Guster

                    Guster (sorry for low quality)

The hit “Satellite” gave an opportunity for Gardner to break out the trumpet, which gained wild approval from the crowd, and to wrap up the encore, they played “Demons,” a popular track off of the album Goldfly, the original springboard of Guster’s career.

By keeping most of their core members and creating timeless music, Guster manage to keep fans engaged throughout decades and by giving a them a good laugh, prove they’re still with it.

The Best of 2014

2014 was incredibly fun in my music sphere. I went to Bonnaroo for the first time, dove into experimental and electronic stuff, embraced the local music scene in Spokane and had the chance to write about a lot of amazing shows. Fresh artists like Sylvan Esso blew everyone away among some of my old favorites with brand new creations. Through all this, I’ve compiled what is, in my opinion, the best music of the past year.

Best New Artist of 2014:

1. Sylvan Esso
Amelia Meath and Nick Sanborn make up this rapidly popular duo whose self-titled album, which released in May, propelled their widespread audience and successful international tour.
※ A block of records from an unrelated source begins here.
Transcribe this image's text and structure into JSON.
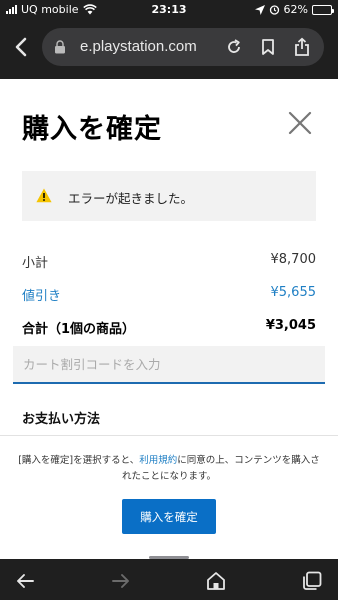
{
  "status_bar": {
    "carrier": "UQ mobile",
    "time": "23:13",
    "battery_text": "62%",
    "battery_level": 0.62,
    "icons": [
      "signal-icon",
      "wifi-icon",
      "location-arrow-icon",
      "alarm-icon",
      "battery-icon"
    ]
  },
  "browser": {
    "url": "e.playstation.com",
    "icons": [
      "back-chevron-icon",
      "lock-icon",
      "reload-icon",
      "bookmark-icon",
      "share-icon"
    ]
  },
  "page": {
    "title": "購入を確定",
    "close_icon": "close-icon",
    "error": {
      "icon": "warning-icon",
      "message": "エラーが起きました。"
    },
    "summary": {
      "subtotal_label": "小計",
      "subtotal_value": "¥8,700",
      "discount_label": "値引き",
      "discount_value": "¥5,655",
      "total_label": "合計（1個の商品）",
      "total_value": "¥3,045"
    },
    "coupon": {
      "placeholder": "カート割引コードを入力",
      "value": ""
    },
    "payment_heading": "お支払い方法",
    "terms": {
      "prefix": "[購入を確定]を選択すると、",
      "link": "利用規約",
      "suffix": "に同意の上、コンテンツを購入されたことになります。"
    },
    "confirm_button": "購入を確定"
  },
  "bottom_bar": {
    "icons": [
      "back-arrow-icon",
      "forward-arrow-icon",
      "home-icon",
      "tabs-icon"
    ]
  },
  "colors": {
    "accent": "#0a6fc6",
    "link": "#1f7fc4",
    "warning": "#f5c400",
    "browser_chrome": "#1f1f1f"
  }
}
The single, “Coffee,” caught on quick because of the way it showcases their minimalist electronics and delicate vocals.

2. Broods
3. Royal Blood
4. Wet
5. Parade of Lights

Best Album of 2014:

1. In Return by Odesza
Bridging the gap between EDM and shimmer pop, Odesza’s chilled-out mixes and starry-eyed drops can suit any occasion from dancing publicly to studying alone. Zyra is featured on a couple tracks as the quintessential sweet-sounding electronic female vocalist, and a similar contribution from Madelyn Grant makes the song “Sun Models” a catchy standalone single it is. From start to finish, In Return is smooth as butta.

2. Sylvan Esso by Sylvan Esso
3. St. Vincent by St. Vincent
4. Goddess by Banks
5. Salad Days by Mac Demarco
6. Mind Over Matter by Young the Giant
7. ZABA by Glass Animals
8. Talking is Hard by Walk the Moon
9. Wonder Where We Land by SBTRKT
10. Seeds by TV on the Radio
11. Breathing Statues by Young Magic
12. This is All Yours by alt-J

Best Song of 2014:

1. “Realla” by TOKiMONSTA and Anderson Paak
The combination of these two artists is genius. Anderson Paak’s groovy soul in addition to Tokimonsta’s washed out sound creates something of an R&B/hip hop miracle.

2. “Beggin for Thread” by Banks
3. “Rattlesnake” by St. Vincent
4. “Say My Name” by Odesza feat. Zyra
5. “Dress” by Sylvan Esso
6. “Happy Idiot” by TV on the Radio
7. “Push Pull” by Purity Ring
8. “Valhalla” by RL Grime feat. Djemba Djemba
9. “Don’t Wanna be Your Girl” by Wet
10. “Sea Bitch” by Tallows
11. “Be My Baby” by Ariana Grande and Cashmere Cat
12. “Timothy” by Tennis

 

 

What I’ve been writing

I’ve been absent a little from this blog, but it’s only because I’ve had the chance to write a lot of great stuff for the Gonzaga Bulletin and the Inlander. Here are some pieces I’ve written over the past few weeks that you should check out.

Wild Ones perform at Bartfest

Wild Ones perform at Bartfest

Atmosphere at the Knitting Factory in Spokane: Review

Bartfest Music Festival at the Bartlett in Spokane: Preview and Review

Gonzaga rapper K-Rad Drops new album called “Nerd Eyes”: Review

The top songs of the summer, according to Youtube and Google

A Thursday in music

And while you’re at it, check out the Inlander’s Fall Arts Preview. I’ve written little blurbs on a lot of super cool events going on in Spokane over the next few months.